Your assignment:
Images aside, the whole listing should be written out word for word.

--- Data supplied Enclosed Below ---

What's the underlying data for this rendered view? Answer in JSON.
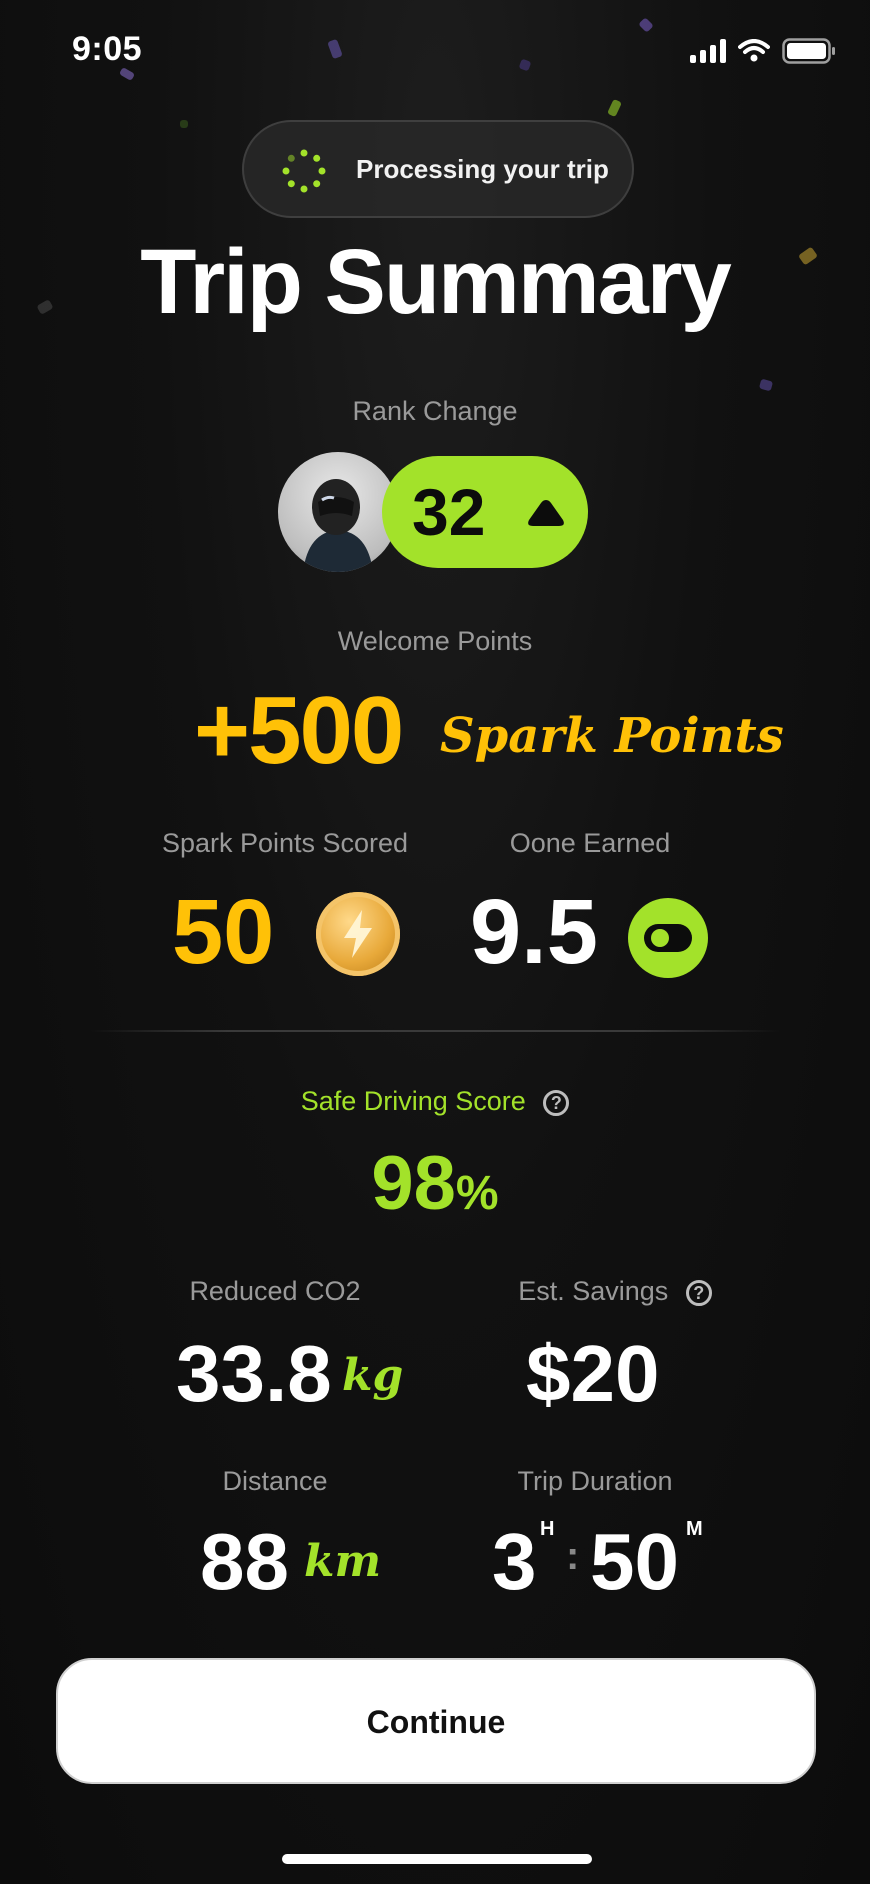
{
  "status_bar": {
    "time": "9:05"
  },
  "processing": {
    "text": "Processing your trip"
  },
  "title": "Trip Summary",
  "rank": {
    "label": "Rank Change",
    "value": "32"
  },
  "welcome": {
    "label": "Welcome Points",
    "value": "+500",
    "unit": "Spark Points"
  },
  "spark_scored": {
    "label": "Spark Points Scored",
    "value": "50"
  },
  "oone_earned": {
    "label": "Oone Earned",
    "value": "9.5"
  },
  "safe_driving": {
    "label": "Safe Driving Score",
    "value": "98",
    "unit": "%"
  },
  "co2": {
    "label": "Reduced CO2",
    "value": "33.8",
    "unit": "kg"
  },
  "savings": {
    "label": "Est. Savings",
    "value": "$20"
  },
  "distance": {
    "label": "Distance",
    "value": "88",
    "unit": "km"
  },
  "duration": {
    "label": "Trip Duration",
    "hours": "3",
    "hours_unit": "H",
    "separator": ":",
    "minutes": "50",
    "minutes_unit": "M"
  },
  "continue_label": "Continue",
  "colors": {
    "accent_green": "#a3e22a",
    "accent_yellow": "#ffc107",
    "background": "#0d0d0d"
  },
  "icons": [
    "signal-icon",
    "wifi-icon",
    "battery-icon",
    "spinner-icon",
    "rank-up-arrow-icon",
    "coin-icon",
    "oone-icon",
    "help-icon"
  ]
}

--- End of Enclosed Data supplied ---

Output for this exercise:
What's the underlying data for this rendered view? Answer in JSON.
{
  "status_bar": {
    "time": "9:05"
  },
  "processing": {
    "text": "Processing your trip"
  },
  "title": "Trip Summary",
  "rank": {
    "label": "Rank Change",
    "value": "32"
  },
  "welcome": {
    "label": "Welcome Points",
    "value": "+500",
    "unit": "Spark Points"
  },
  "spark_scored": {
    "label": "Spark Points Scored",
    "value": "50"
  },
  "oone_earned": {
    "label": "Oone Earned",
    "value": "9.5"
  },
  "safe_driving": {
    "label": "Safe Driving Score",
    "value": "98",
    "unit": "%"
  },
  "co2": {
    "label": "Reduced CO2",
    "value": "33.8",
    "unit": "kg"
  },
  "savings": {
    "label": "Est. Savings",
    "value": "$20"
  },
  "distance": {
    "label": "Distance",
    "value": "88",
    "unit": "km"
  },
  "duration": {
    "label": "Trip Duration",
    "hours": "3",
    "hours_unit": "H",
    "separator": ":",
    "minutes": "50",
    "minutes_unit": "M"
  },
  "continue_label": "Continue",
  "colors": {
    "accent_green": "#a3e22a",
    "accent_yellow": "#ffc107",
    "background": "#0d0d0d"
  },
  "icons": [
    "signal-icon",
    "wifi-icon",
    "battery-icon",
    "spinner-icon",
    "rank-up-arrow-icon",
    "coin-icon",
    "oone-icon",
    "help-icon"
  ]
}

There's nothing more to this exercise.